The trickiest (perhaps not only of this year, but of all time) belongs to Robin Wright Penn, who plays a woman named Phoebe in the very low-budget Sorry, Haters. Phoebe...Phoebe...If I try to describe her, it will only spoil the movie. (Perhaps it deserves to be spoiled, though, for the sorely misguided and shocking turn it takes in its third act.) Phoebe is a faker and a liar. Unlike Diehl's character, who lives faraway from Ground Zero, Phoebe is a Manhattanite. Her 9/11 shock is ever-present both within and without, and compells her to wage her own campaign of justice against a sweet, innocent and unsuspecting Muslim cab driver. The duplicity she engages in for the sake of self-esteem is maddening. It's a movie that must be seen to be believed. Listen to the audio commentary and it's evident that Penn can hardly believe she agreed to do the movie. But! It is quite a feat for an actor to take a senseless, poorly conceived character and -- through her own reserve of talent -- turn her into something gripping and (dare I say it) believable. Writer-director Jeff Stanzler was inexplicably nominated by the Indie Spirit people for his mumbo-jumbo script. Stanzler comes across earnest and well-meaning in the audio commentary, but, well, you'll have to see the movie to understand my surprise. Penn was also nominated, and it is a testament to her magic.
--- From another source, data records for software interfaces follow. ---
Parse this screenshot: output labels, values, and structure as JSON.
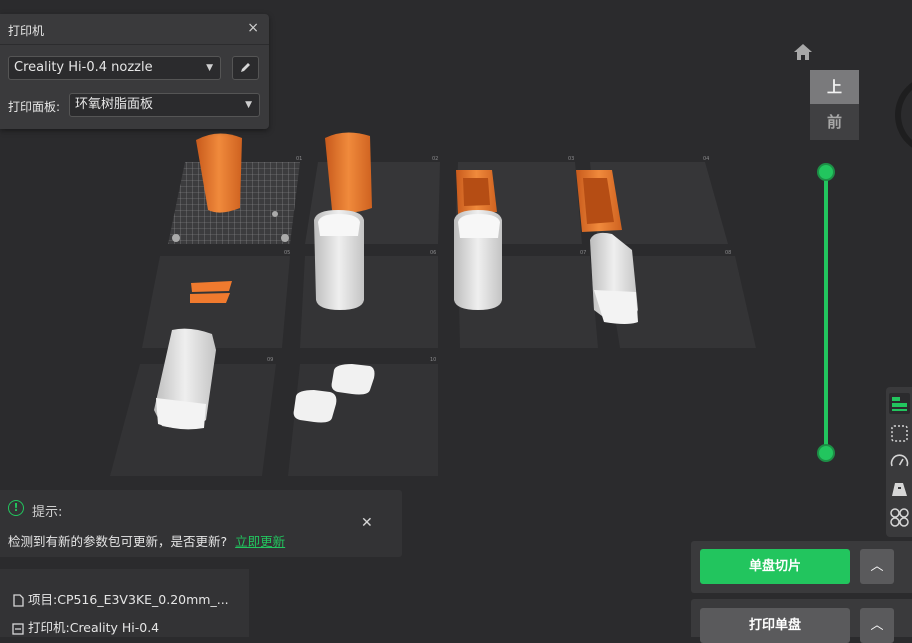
{
  "printer_panel": {
    "title": "打印机",
    "close_icon": "×",
    "printer_select": "Creality Hi-0.4 nozzle",
    "plate_label": "打印面板:",
    "plate_select": "环氧树脂面板"
  },
  "view_cube": {
    "top_label": "上",
    "front_label": "前"
  },
  "notice": {
    "title": "提示:",
    "message": "检测到有新的参数包可更新，是否更新?",
    "link": "立即更新",
    "close_icon": "✕"
  },
  "project": {
    "project_line": "项目:CP516_E3V3KE_0.20mm_...",
    "printer_line": "打印机:Creality Hi-0.4"
  },
  "actions": {
    "slice_label": "单盘切片",
    "print_label": "打印单盘",
    "expand_icon": "︿"
  },
  "colors": {
    "accent": "#22c55e",
    "orange_part": "#e8742a",
    "white_part": "#d9d9d9",
    "background": "#2b2b2d"
  },
  "plates": [
    {
      "number": "01"
    },
    {
      "number": "02"
    },
    {
      "number": "03"
    },
    {
      "number": "04"
    },
    {
      "number": "05"
    },
    {
      "number": "06"
    },
    {
      "number": "07"
    },
    {
      "number": "08"
    },
    {
      "number": "09"
    },
    {
      "number": "10"
    }
  ],
  "toolbar_icons": [
    "arrange-icon",
    "layout-icon",
    "speed-icon",
    "support-icon",
    "clover-icon"
  ]
}
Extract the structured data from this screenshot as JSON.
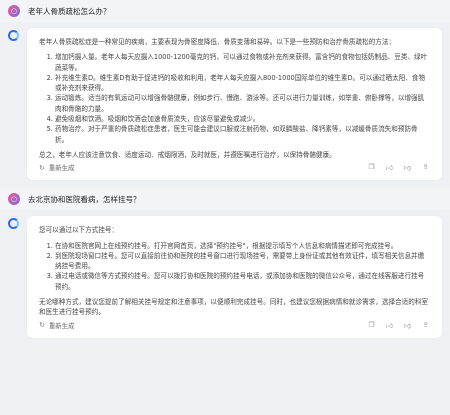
{
  "q1": {
    "text": "老年人骨质疏松怎么办？",
    "avatar": "○"
  },
  "a1": {
    "intro": "老年人骨质疏松症是一种常见的疾病，主要表现为骨密度降低、骨质变薄和易碎。以下是一些预防和治疗骨质疏松的方法：",
    "items": [
      "增加钙摄入量。老年人每天应摄入1000-1200毫克的钙，可以通过食物或补充剂来获得。富含钙的食物包括奶制品、豆类、绿叶蔬菜等。",
      "补充维生素D。维生素D有助于促进钙的吸收和利用，老年人每天应摄入800-1000国际单位的维生素D。可以通过晒太阳、食物或补充剂来获得。",
      "运动锻炼。适当的有氧运动可以增强骨骼健康，例如步行、慢跑、游泳等。还可以进行力量训练，如举重、俯卧撑等，以增强肌肉和骨骼的力量。",
      "避免吸烟和饮酒。吸烟和饮酒会加速骨质流失，应该尽量避免或减少。",
      "药物治疗。对于严重的骨质疏松症患者，医生可能会建议口服或注射药物，如双膦酸盐、降钙素等，以减缓骨质流失和预防骨折。"
    ],
    "summary": "总之，老年人应该注意饮食、适度运动、戒烟限酒，及时就医，并遵医嘱进行治疗，以保持骨骼健康。",
    "regen": "重新生成"
  },
  "q2": {
    "text": "去北京协和医院看病，怎样挂号？",
    "avatar": "○"
  },
  "a2": {
    "intro": "您可以通过以下方式挂号：",
    "items": [
      "在协和医院官网上在线预约挂号。打开官网首页，选择\"预约挂号\"，根据提示填写个人信息和病情描述即可完成挂号。",
      "到医院现场窗口挂号。您可以直接前往协和医院的挂号窗口进行现场挂号，需要带上身份证或其他有效证件，填写相关信息并缴纳挂号费用。",
      "通过电话或微信等方式预约挂号。您可以拨打协和医院的预约挂号电话，或添加协和医院的微信公众号，通过在线客服进行挂号预约。"
    ],
    "summary": "无论哪种方式，建议您提前了解相关挂号规定和注意事项，以便顺利完成挂号。同时，也建议您根据病情和就诊需求，选择合适的科室和医生进行挂号预约。",
    "regen": "重新生成"
  },
  "icons": {
    "regen": "refresh-icon",
    "copy": "copy-icon",
    "like": "thumbs-up-icon",
    "dislike": "thumbs-down-icon",
    "share": "share-icon"
  }
}
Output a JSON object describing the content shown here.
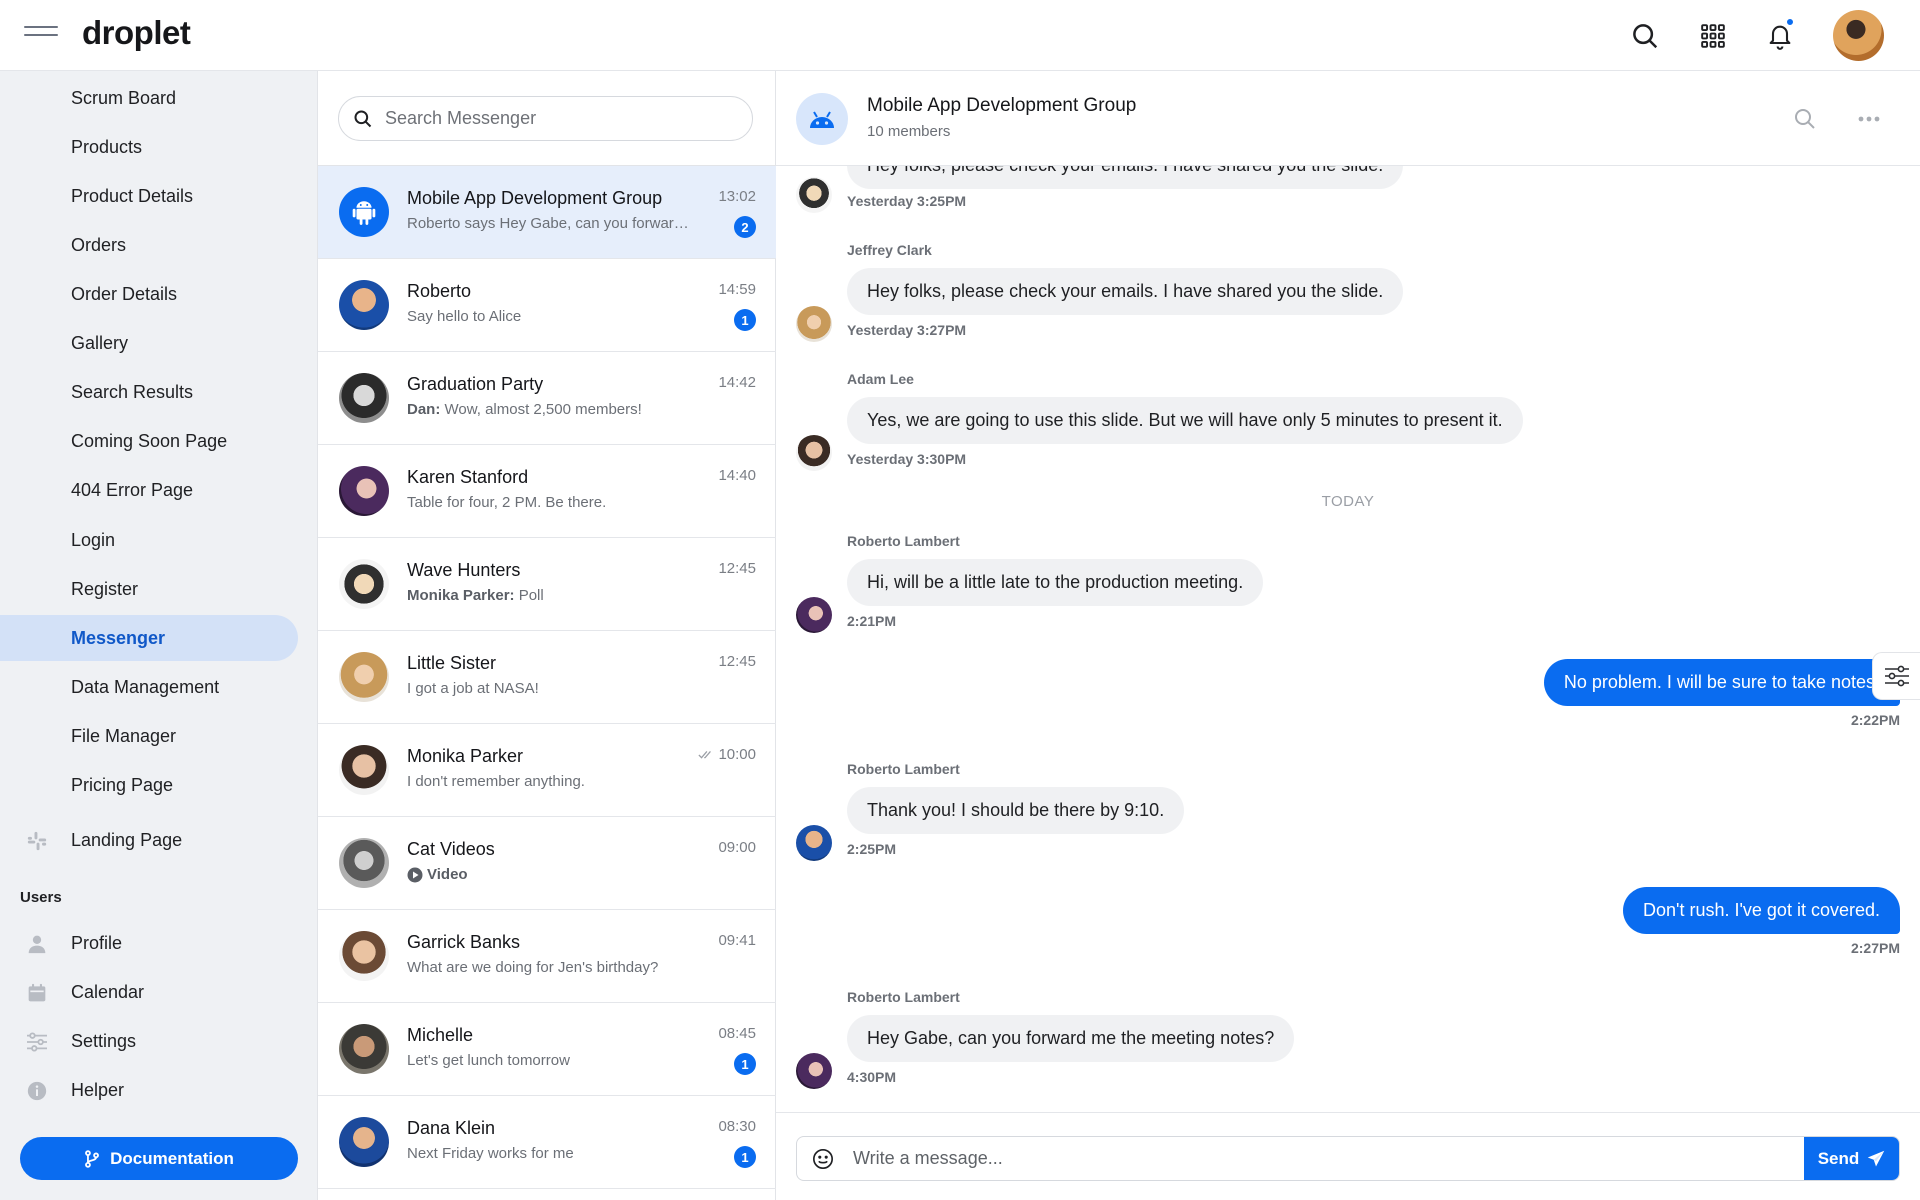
{
  "app": {
    "logo": "droplet"
  },
  "nav": {
    "items": [
      {
        "label": "Scrum Board"
      },
      {
        "label": "Products"
      },
      {
        "label": "Product Details"
      },
      {
        "label": "Orders"
      },
      {
        "label": "Order Details"
      },
      {
        "label": "Gallery"
      },
      {
        "label": "Search Results"
      },
      {
        "label": "Coming Soon Page"
      },
      {
        "label": "404 Error Page"
      },
      {
        "label": "Login"
      },
      {
        "label": "Register"
      },
      {
        "label": "Messenger",
        "active": true
      },
      {
        "label": "Data Management"
      },
      {
        "label": "File Manager"
      },
      {
        "label": "Pricing Page"
      }
    ],
    "landing": {
      "label": "Landing Page",
      "icon": "slack-icon"
    },
    "users_section": "Users",
    "users_items": [
      {
        "label": "Profile",
        "icon": "person-icon"
      },
      {
        "label": "Calendar",
        "icon": "calendar-icon"
      },
      {
        "label": "Settings",
        "icon": "sliders-icon"
      },
      {
        "label": "Helper",
        "icon": "info-icon"
      }
    ],
    "documentation": "Documentation"
  },
  "search": {
    "placeholder": "Search Messenger"
  },
  "conversations": [
    {
      "name": "Mobile App Development Group",
      "preview": "Roberto says Hey Gabe, can you forward me the meeting notes?",
      "time": "13:02",
      "badge": "2",
      "active": true
    },
    {
      "name": "Roberto",
      "preview": "Say hello to Alice",
      "time": "14:59",
      "badge": "1"
    },
    {
      "name": "Graduation Party",
      "preview_bold": "Dan:",
      "preview": " Wow, almost 2,500 members!",
      "time": "14:42"
    },
    {
      "name": "Karen Stanford",
      "preview": "Table for four, 2 PM. Be there.",
      "time": "14:40"
    },
    {
      "name": "Wave Hunters",
      "preview_bold": "Monika Parker:",
      "preview": " Poll",
      "time": "12:45"
    },
    {
      "name": "Little Sister",
      "preview": "I got a job at NASA!",
      "time": "12:45"
    },
    {
      "name": "Monika Parker",
      "preview": "I don't remember anything.",
      "time": "10:00",
      "read": true
    },
    {
      "name": "Cat Videos",
      "preview_bold": "Video",
      "preview": "",
      "time": "09:00",
      "video": true
    },
    {
      "name": "Garrick Banks",
      "preview": "What are we doing for Jen's birthday?",
      "time": "09:41"
    },
    {
      "name": "Michelle",
      "preview": "Let's get lunch tomorrow",
      "time": "08:45",
      "badge": "1"
    },
    {
      "name": "Dana Klein",
      "preview": "Next Friday works for me",
      "time": "08:30",
      "badge": "1"
    }
  ],
  "chat": {
    "title": "Mobile App Development Group",
    "subtitle": "10 members",
    "messages": [
      {
        "type": "in",
        "text": "Hey folks, please check your emails. I have shared you the slide.",
        "time": "Yesterday 3:25PM"
      },
      {
        "type": "in",
        "sender": "Jeffrey Clark",
        "text": "Hey folks, please check your emails. I have shared you the slide.",
        "time": "Yesterday 3:27PM"
      },
      {
        "type": "in",
        "sender": "Adam Lee",
        "text": "Yes, we are going to use this slide. But we will have only 5 minutes to present it.",
        "time": "Yesterday 3:30PM"
      },
      {
        "type": "sep",
        "text": "TODAY"
      },
      {
        "type": "in",
        "sender": "Roberto Lambert",
        "text": "Hi, will be a little late to the production meeting.",
        "time": "2:21PM"
      },
      {
        "type": "out",
        "text": "No problem. I will be sure to take notes.",
        "time": "2:22PM"
      },
      {
        "type": "in",
        "sender": "Roberto Lambert",
        "text": "Thank you! I should be there by 9:10.",
        "time": "2:25PM"
      },
      {
        "type": "out",
        "text": "Don't rush. I've got it covered.",
        "time": "2:27PM"
      },
      {
        "type": "in",
        "sender": "Roberto Lambert",
        "text": "Hey Gabe, can you forward me the meeting notes?",
        "time": "4:30PM"
      }
    ],
    "composer_placeholder": "Write a message...",
    "send_label": "Send"
  },
  "colors": {
    "accent": "#0a6cf0",
    "nav_bg": "#eff1f4",
    "active_nav": "#d3e1f7",
    "bubble_in": "#f0f1f3"
  }
}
UPCOMING: Dreamgirls. Plus, more thoughts on Apocalypto, and a reaction to the reactions. Plus the overlooked American Gun and the indomitable Marcia Gay Harden.